* Problem to solve *
Look through the records, and wherever the string "springframework" turns up, copy out that line.

* Material provided *
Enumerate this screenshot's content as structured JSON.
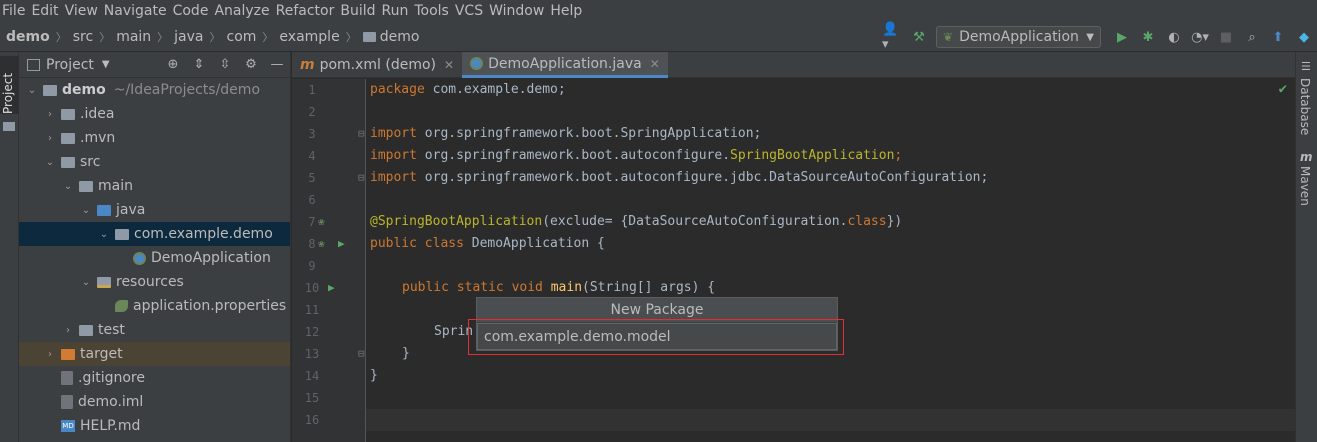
{
  "menu": [
    "File",
    "Edit",
    "View",
    "Navigate",
    "Code",
    "Analyze",
    "Refactor",
    "Build",
    "Run",
    "Tools",
    "VCS",
    "Window",
    "Help"
  ],
  "breadcrumbs": [
    "demo",
    "src",
    "main",
    "java",
    "com",
    "example",
    "demo"
  ],
  "run_config": "DemoApplication",
  "left_stripe": {
    "project_tab": "Project"
  },
  "right_stripe": {
    "database_tab": "Database",
    "maven_tab": "Maven"
  },
  "project_panel": {
    "title": "Project",
    "tree": [
      {
        "label": "demo",
        "hint": "~/IdeaProjects/demo",
        "depth": 0,
        "expanded": true,
        "icon": "module-folder-icon"
      },
      {
        "label": ".idea",
        "depth": 1,
        "expanded": false,
        "icon": "folder-icon"
      },
      {
        "label": ".mvn",
        "depth": 1,
        "expanded": false,
        "icon": "folder-icon"
      },
      {
        "label": "src",
        "depth": 1,
        "expanded": true,
        "icon": "folder-icon"
      },
      {
        "label": "main",
        "depth": 2,
        "expanded": true,
        "icon": "folder-icon"
      },
      {
        "label": "java",
        "depth": 3,
        "expanded": true,
        "icon": "source-folder-icon"
      },
      {
        "label": "com.example.demo",
        "depth": 4,
        "expanded": true,
        "icon": "package-icon",
        "selected": true
      },
      {
        "label": "DemoApplication",
        "depth": 5,
        "icon": "spring-class-icon"
      },
      {
        "label": "resources",
        "depth": 3,
        "expanded": true,
        "icon": "resources-folder-icon"
      },
      {
        "label": "application.properties",
        "depth": 4,
        "icon": "properties-file-icon"
      },
      {
        "label": "test",
        "depth": 2,
        "expanded": false,
        "icon": "folder-icon"
      },
      {
        "label": "target",
        "depth": 1,
        "expanded": false,
        "icon": "excluded-folder-icon"
      },
      {
        "label": ".gitignore",
        "depth": 1,
        "icon": "file-icon"
      },
      {
        "label": "demo.iml",
        "depth": 1,
        "icon": "file-icon"
      },
      {
        "label": "HELP.md",
        "depth": 1,
        "icon": "markdown-file-icon"
      }
    ]
  },
  "editor_tabs": [
    {
      "label": "pom.xml (demo)",
      "active": false
    },
    {
      "label": "DemoApplication.java",
      "active": true
    }
  ],
  "line_numbers": [
    "1",
    "2",
    "3",
    "4",
    "5",
    "6",
    "7",
    "8",
    "9",
    "10",
    "11",
    "12",
    "13",
    "14",
    "15",
    "16"
  ],
  "code_lines": {
    "l1_kw": "package",
    "l1_rest": " com.example.demo;",
    "l3_kw": "import",
    "l3_rest": " org.springframework.boot.SpringApplication;",
    "l4_kw": "import",
    "l4_rest": " org.springframework.boot.autoconfigure.",
    "l4_hl": "SpringBootApplication",
    "l4_end": ";",
    "l5_kw": "import",
    "l5_rest": " org.springframework.boot.autoconfigure.jdbc.DataSourceAutoConfiguration;",
    "l7_ann": "@SpringBootApplication",
    "l7_rest": "(exclude= {DataSourceAutoConfiguration.",
    "l7_kw": "class",
    "l7_end": "})",
    "l8_kw": "public class",
    "l8_rest": " DemoApplication {",
    "l10_kw": "public static void",
    "l10_fn": " main",
    "l10_rest": "(String[] args) {",
    "l12_rest": "Sprin",
    "l13_rest": "}",
    "l14_rest": "}"
  },
  "new_package_dialog": {
    "title": "New Package",
    "value": "com.example.demo.model"
  },
  "colors": {
    "accent": "#4a88c7",
    "highlight_box": "#e0312c",
    "selection": "#0d293e"
  }
}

* Your response *
    "l3_rest": " org.springframework.boot.SpringApplication;",
    "l4_rest": " org.springframework.boot.autoconfigure.",
    "l5_rest": " org.springframework.boot.autoconfigure.jdbc.DataSourceAutoConfiguration;",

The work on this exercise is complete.